The application of mathematics to chemistry should be made in the same way as, in the previous year, it was applied to physics. Superior students should be taking an elective course in mathematics during this year and should use the material of the above chapter to get an idea of the different areas in the field of mathematics and of the philosophical problems connected with mathematics.

Nature Studies:
This your will probably be devoted to chemistry with the application of mathematics noted above. The teacher should stress the way in which the scientific method which the student has boon learning can be applied to the various branches of science, and should give the student a comprehensive view of the different branches of science.

4. Social Studies:
This year will probably be devoted to American government and social problems. it should be brought into close connection with the treatment of the Church, the apostolate, and the student's personal vocation which are being stressed in the Christian Doctrine course. One of the problems should be the influence of the "mass media of communication" (see Part I, Chapter II), and these should be discussed in connection with all that the student has learned about the liberal arts, and the varied literary media which he is concurrently studying in English (Part I, Chapter IV). The teacher should prepare the student for his role as a citizen who must listen, discuss, judge, seek information, and discount propaganda.

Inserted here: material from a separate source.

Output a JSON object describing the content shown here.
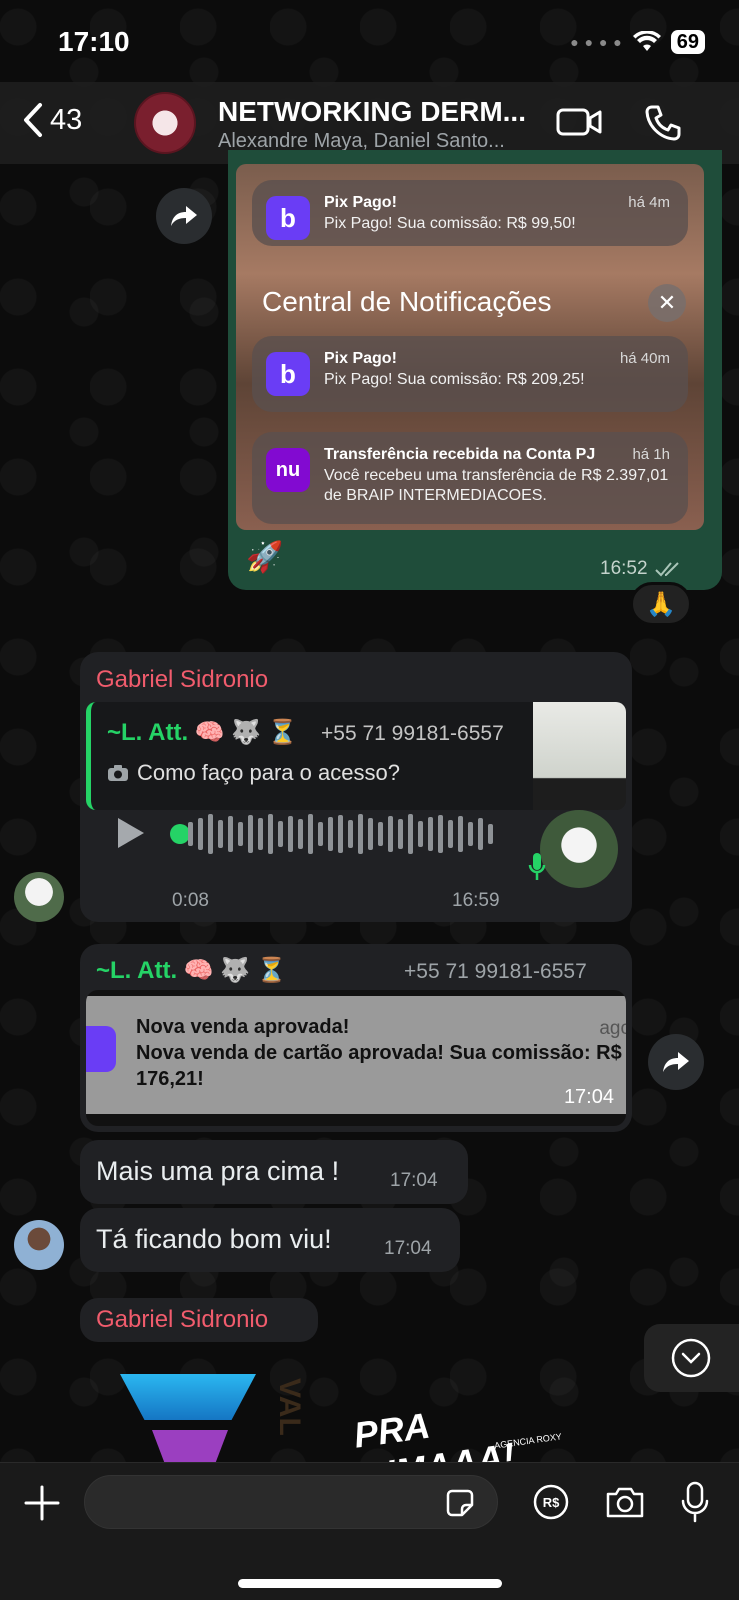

If this handbook is used in the Freshman year of college it is suggested that the English course be based on Part I. "Logic as an Art," and that the other parts be assigned for reading to show the student how logical reasoning is applied in other fields. Thus with Part I, Chapter I, should be assigned Part II, Chapter I, and Part III, Chapter I; with Part I, Chapter II should be assigned Part II, Chapter II, Part III, Chapter II, etc.